Banook Canoe ClubIn the Mi’Kmaq dialect, Banook means “First Lake”. The Mi’kmaq were the first to navigate Lake Banook and the Dartmouth lake system as they traveled across the Province. The waterway system from their winter home in Shubenacadie, led them to their summer home along the shores of the Dartmouth lakes and the body of water that is now Halifax Harbour. The lakes were also ideally situated for the military at the time – providing the ability to move supplies from inland communities to Halifax. Thus, in 1826, the construction of the Shubenacadie canal began which would open up the waterway to transport goods through the interior of the province and leading to the Bay of Fundy.
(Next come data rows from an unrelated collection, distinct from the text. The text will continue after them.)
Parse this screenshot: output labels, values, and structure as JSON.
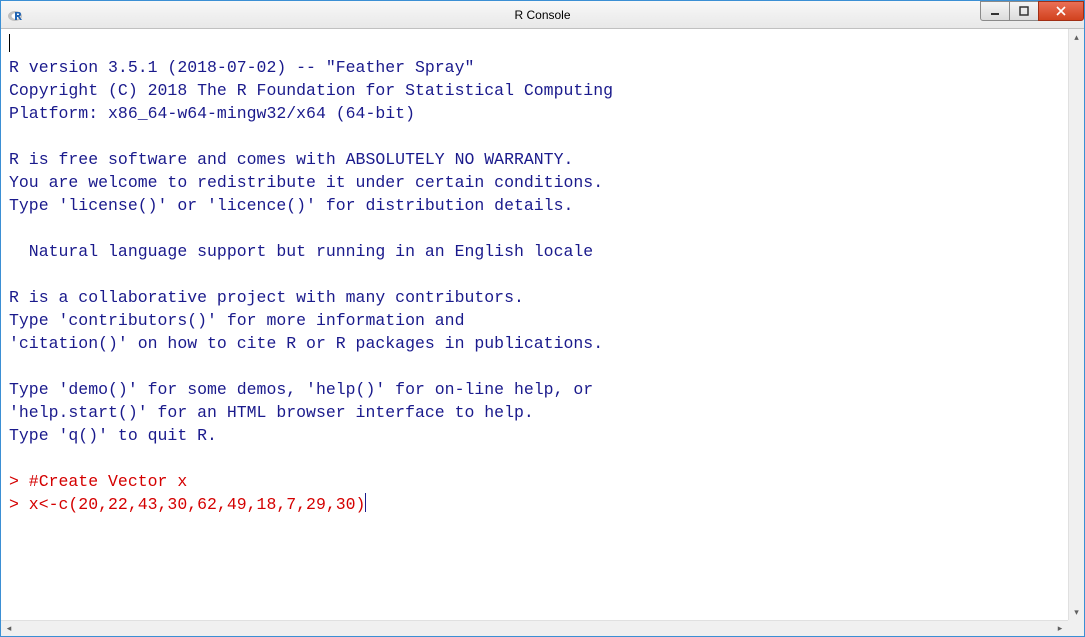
{
  "window": {
    "title": "R Console"
  },
  "console": {
    "lines": [
      "",
      "R version 3.5.1 (2018-07-02) -- \"Feather Spray\"",
      "Copyright (C) 2018 The R Foundation for Statistical Computing",
      "Platform: x86_64-w64-mingw32/x64 (64-bit)",
      "",
      "R is free software and comes with ABSOLUTELY NO WARRANTY.",
      "You are welcome to redistribute it under certain conditions.",
      "Type 'license()' or 'licence()' for distribution details.",
      "",
      "  Natural language support but running in an English locale",
      "",
      "R is a collaborative project with many contributors.",
      "Type 'contributors()' for more information and",
      "'citation()' on how to cite R or R packages in publications.",
      "",
      "Type 'demo()' for some demos, 'help()' for on-line help, or",
      "'help.start()' for an HTML browser interface to help.",
      "Type 'q()' to quit R.",
      ""
    ],
    "input_lines": [
      "> #Create Vector x",
      "> x<-c(20,22,43,30,62,49,18,7,29,30)"
    ]
  }
}
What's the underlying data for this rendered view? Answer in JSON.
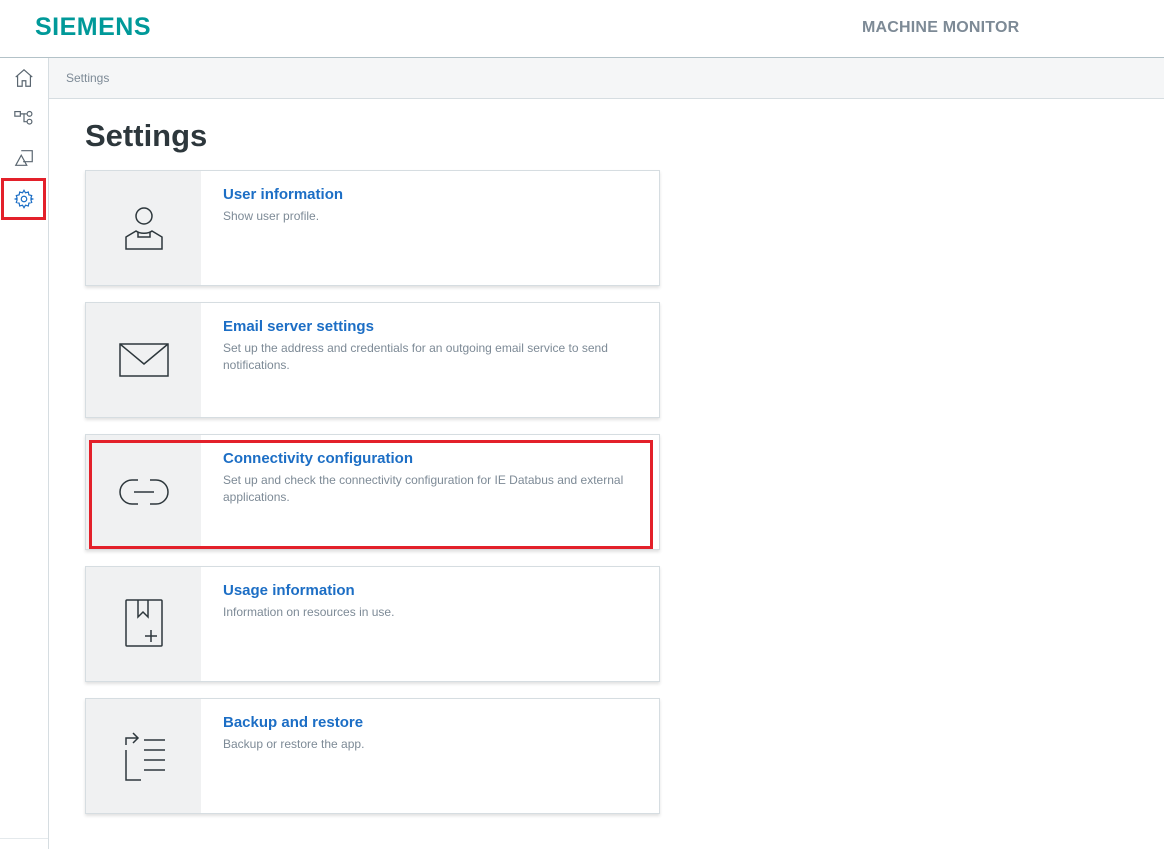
{
  "header": {
    "logo": "SIEMENS",
    "app_title": "MACHINE MONITOR"
  },
  "sidebar": {
    "items": [
      {
        "icon": "home-icon",
        "active": false
      },
      {
        "icon": "flow-icon",
        "active": false
      },
      {
        "icon": "shapes-icon",
        "active": false
      },
      {
        "icon": "gear-icon",
        "active": true
      }
    ]
  },
  "breadcrumb": "Settings",
  "page": {
    "title": "Settings",
    "cards": [
      {
        "title": "User information",
        "desc": "Show user profile.",
        "icon": "user-icon"
      },
      {
        "title": "Email server settings",
        "desc": "Set up the address and credentials for an outgoing email service to send notifications.",
        "icon": "envelope-icon"
      },
      {
        "title": "Connectivity configuration",
        "desc": "Set up and check the connectivity configuration for IE Databus and external applications.",
        "icon": "link-icon"
      },
      {
        "title": "Usage information",
        "desc": "Information on resources in use.",
        "icon": "bookmark-plus-icon"
      },
      {
        "title": "Backup and restore",
        "desc": "Backup or restore the app.",
        "icon": "backup-restore-icon"
      }
    ]
  },
  "colors": {
    "brand": "#009999",
    "link": "#1c6ec5",
    "highlight": "#e3202a"
  }
}
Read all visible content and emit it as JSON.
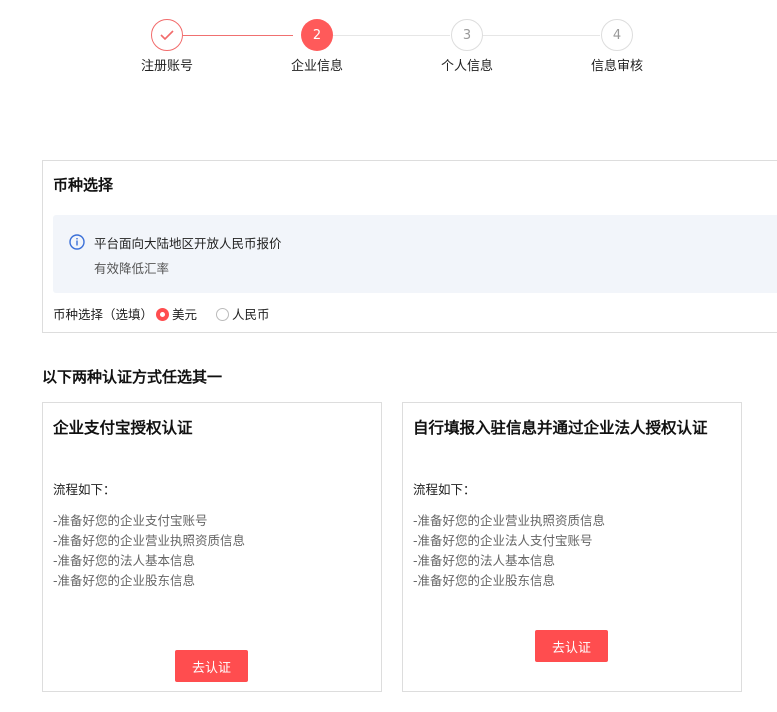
{
  "steps": [
    {
      "label": "注册账号",
      "state": "done",
      "icon": "check-icon"
    },
    {
      "label": "企业信息",
      "num": "2",
      "state": "current"
    },
    {
      "label": "个人信息",
      "num": "3",
      "state": "todo"
    },
    {
      "label": "信息审核",
      "num": "4",
      "state": "todo"
    }
  ],
  "currency": {
    "title": "币种选择",
    "notice_line1": "平台面向大陆地区开放人民币报价",
    "notice_line2": "有效降低汇率",
    "field_label": "币种选择（选填）",
    "options": [
      "美元",
      "人民币"
    ],
    "selected": "美元"
  },
  "section_title": "以下两种认证方式任选其一",
  "cards": [
    {
      "title": "企业支付宝授权认证",
      "flow_label": "流程如下：",
      "items": [
        "-准备好您的企业支付宝账号",
        "-准备好您的企业营业执照资质信息",
        "-准备好您的法人基本信息",
        "-准备好您的企业股东信息"
      ],
      "button": "去认证"
    },
    {
      "title": "自行填报入驻信息并通过企业法人授权认证",
      "flow_label": "流程如下：",
      "items": [
        "-准备好您的企业营业执照资质信息",
        "-准备好您的企业法人支付宝账号",
        "-准备好您的法人基本信息",
        "-准备好您的企业股东信息"
      ],
      "button": "去认证"
    }
  ],
  "colors": {
    "accent": "#ff4d4f",
    "info": "#3a6fd8"
  }
}
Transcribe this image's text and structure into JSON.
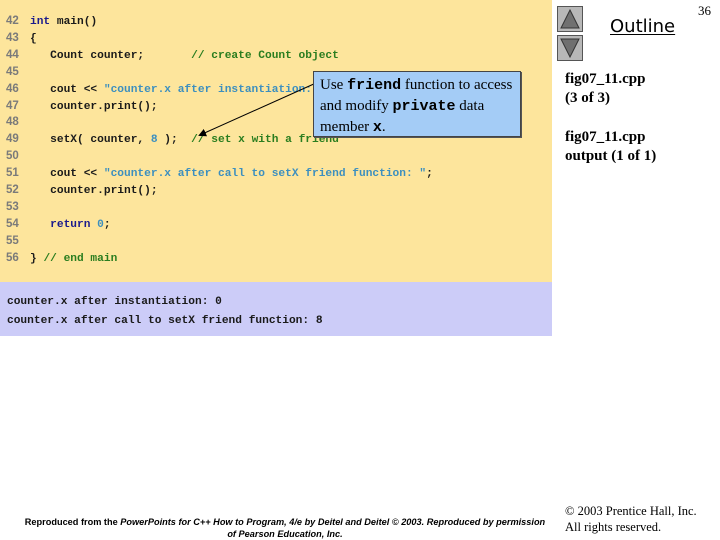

By the late 1800’s, canoe clubs were appearing all over Canada and the United States. The lakes of Dartmouth seemed to be a natural spot for the sport. At the same time, the William English Canoe Company hired Arthur Weston. He was a member of the RedCaps Snowshoe Club and an accomplished rower and canoeist. With four other canoeists, he engaged them in the idea of creating a space for paddlers to store their canoes. They decided to build a boathouse on the “First Lake.” Their first meeting was held in 1903. Later that year, they incorporated the Banook Canoe Club Limited and thus the club of today was formed.

Since it’s beginning, the Banook Canoe Club has had a deep history with the Dartmouth Natal Day celebrations. The first celebration which the club hosted was in 1904 – just one year after its incorporation! Funded by the Dartmouth Ferry Commission and the Town Council of Dartmouth, the day’s events included ball games, regattas and a concert. Natal Day regattas continue to be a part of the life of the lake and the club.

The history of the club is much more extensive than what is outlined here. For a more detailed account, the book, “Banook Canoe Club: voices from our past” by Allan Billard, provides a much broader picture and an interesting read!

Bibliography:

Allan Billard, Banook Canoe Club: voices from our past; a celebration of our first one hundred years(Dartmouth: Sand Dollar Productions, 2003).